Both Clear Channel and Lombardo involved regulatory schemes which distinguish between on-site signs, which relate to activities conducted on the premises where the sign is located, and off-site signs, which do not. Lombardo contended the Oregon law barred him from putting up a 36-foot square sign reading “For Peace in the Gulf” outside his home.

Since Lombardo was not doing anything in his home related to that message, the sign did not qualify for the exemption available for signs calling attention to on-site activities. Lombardo argued that the exemption effectively preferred commercial over non-commercial speech.

A district court judge dismissed the suit, and the three-judge panel affirmed.

Judge A. Wallace Tashima, writing for the majority, said Clear Channel was “controlling.”

He explained:

“The primary argument raised by Lombardo is that the billboard law negatively affects noncommercial speech because fewer residents will be able to display signs that relate to activity conducted on the premises, whereas commercial establishments will be able to display their signs advertising their activity with relative ease. This argument fails under our precedent.”

Like the Los Angeles ordinance upheld in Clear Channel, the Oregon scheme was content-neutral since it distinguished between billboards based on location, not message, Tashima said.

“The key consideration is whether the sign relates to activity conducted on the premises,” the judge wrote. “Although commercial billboards may prevail under the [Oregon] legislative scheme, neutrality is nonetheless maintained because the regulation allows noncommercial messages on either onsite or offsite signs.”

Senior Judge Warren J. Ferguson concurred, but Senior Judge Betty B. Fletcher dissented, arguing the distinction in the statute between signs relating to activities conducted on the premises and other types of signs imposed “substantial restrictions on core protected speech.”

She commented:

“James Lombardo could erect a 60-square-foot sign that says ‘Lombardo Lives Here,’ but he cannot erect a 60-square-foot sign that says ‘Vote Bush.’”

Speech regulation preferring commercial over political speech presumptively violates the First Amendment, Fletcher said, and “inverts” the hierarchy of constitutional speech protection.

The Oregon law “does not allow noncommercial speech wherever a commercial message would be permissible,” Fletcher said. “....The owner of an Oregon hardware store could not replace his ‘Buy Hammers Here’ sign with a ‘Lower Taxes!’ message unless he conducted some tax-related activity in his hardware store.”

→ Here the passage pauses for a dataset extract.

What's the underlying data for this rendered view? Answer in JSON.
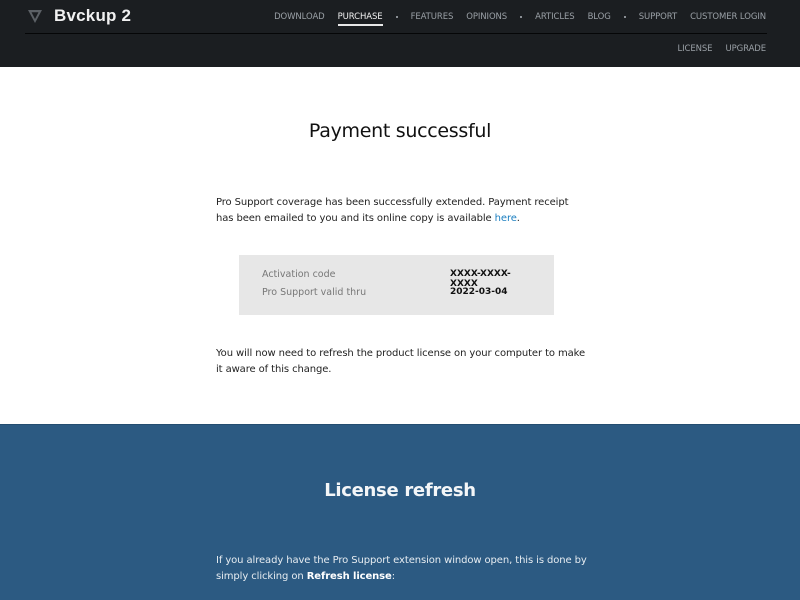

The dissenting jurist said her colleagues were relying on “non-precedential dicta” in the Clear Channel decision.

“Because Clear Channel read an amendment to the Los Angeles ordinance at issue as having exempted noncommercial messages from any onsite/offsite distinction, Clear Channel’s analysis of whether such a distinction would be permissible under Metromedia[, Inc. v. City of San Diego, 453 U.S. 490 (1981)] was not necessary to the court’s holding,” she asserted.

The variance provision of the Oregon law was also constitutionally defective, Fletcher contended, since while the regulation adopted to implement it included “a non-comprehensive list of two factual situations that ‘may’ constitute good cause,” for a variance, it did not “set out any clear or definite standards.”


Copyright 2004, Metropolitan News Company